Ottawa Endorses Québec Partition - The Canadian Encyclopedia
Gary Shapiro describes the idea as a "poison pill," a kind of desperate last resort to avert a looming national tragedy. Anthony Housefather considers it a "safety blanket to guarantee that we are all going to remain Canadian." For Roopnarine Singh, it is "an insurance policy against Quebec separatism." And Mark Kotler looks on it as simply inevitable, the logical outcome of last year's close referendum vote. "Quebec nationalists will never be appeased until they get their own land, where they can march and raise their own flag," complains Kotler, a Montreal businessman. "So what the rest of us, the loyal Canadians, have to do now is form a new province, a New Quebec that will remain inside Canada - forever."

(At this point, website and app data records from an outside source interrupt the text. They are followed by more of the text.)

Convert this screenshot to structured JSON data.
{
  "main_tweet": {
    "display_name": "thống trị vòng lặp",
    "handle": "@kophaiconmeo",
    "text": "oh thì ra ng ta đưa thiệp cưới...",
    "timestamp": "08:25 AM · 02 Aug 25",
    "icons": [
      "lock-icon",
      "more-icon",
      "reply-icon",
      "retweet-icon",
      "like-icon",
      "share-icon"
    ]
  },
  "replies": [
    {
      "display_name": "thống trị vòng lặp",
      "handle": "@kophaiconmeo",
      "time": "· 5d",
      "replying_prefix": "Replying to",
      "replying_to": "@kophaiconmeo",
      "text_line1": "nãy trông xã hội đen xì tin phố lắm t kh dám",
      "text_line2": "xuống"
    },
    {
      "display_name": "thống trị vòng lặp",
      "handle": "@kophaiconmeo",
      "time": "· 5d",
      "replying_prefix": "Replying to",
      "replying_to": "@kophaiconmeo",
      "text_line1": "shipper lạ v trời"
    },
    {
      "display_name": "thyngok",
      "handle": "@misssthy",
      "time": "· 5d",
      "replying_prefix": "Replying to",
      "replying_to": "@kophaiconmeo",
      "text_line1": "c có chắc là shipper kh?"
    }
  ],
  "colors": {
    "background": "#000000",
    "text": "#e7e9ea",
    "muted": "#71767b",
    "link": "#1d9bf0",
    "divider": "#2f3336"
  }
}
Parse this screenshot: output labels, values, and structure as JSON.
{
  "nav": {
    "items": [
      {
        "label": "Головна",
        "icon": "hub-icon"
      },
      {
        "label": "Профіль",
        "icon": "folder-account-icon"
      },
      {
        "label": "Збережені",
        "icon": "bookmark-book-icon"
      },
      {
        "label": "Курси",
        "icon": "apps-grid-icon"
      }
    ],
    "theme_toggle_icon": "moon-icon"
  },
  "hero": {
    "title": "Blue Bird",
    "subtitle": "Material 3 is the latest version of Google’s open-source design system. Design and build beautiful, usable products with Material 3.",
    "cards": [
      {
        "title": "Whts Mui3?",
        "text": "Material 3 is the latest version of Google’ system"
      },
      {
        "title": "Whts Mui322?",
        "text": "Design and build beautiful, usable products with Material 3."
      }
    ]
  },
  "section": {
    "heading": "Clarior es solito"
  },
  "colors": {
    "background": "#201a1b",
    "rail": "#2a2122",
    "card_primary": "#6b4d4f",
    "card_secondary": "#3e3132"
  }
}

That view is incendiary, given the rising temperature in the national unity debate. For what Kotler and his fellow Montrealers are advocating is nothing less than the possible partition of Quebec. While they may differ over both details and strategy, all agree that there is nothing sacred about the province's existing boundaries. Indeed, each is more than willing to cheerfully carve Quebec into separatist and federalist enclaves in the event of a Yes vote in a future referendum on sovereignty. What is more, they are all busily engaged in efforts to raise funds and marshal grassroots support for their cause. "It's time for some tough love," argues Brent Tyler, another activist. "It's time for us to say to our separatist citizens, 'We want you to stay but, if you go, it will have to be negotiated. You have to stop threatening to leave.' "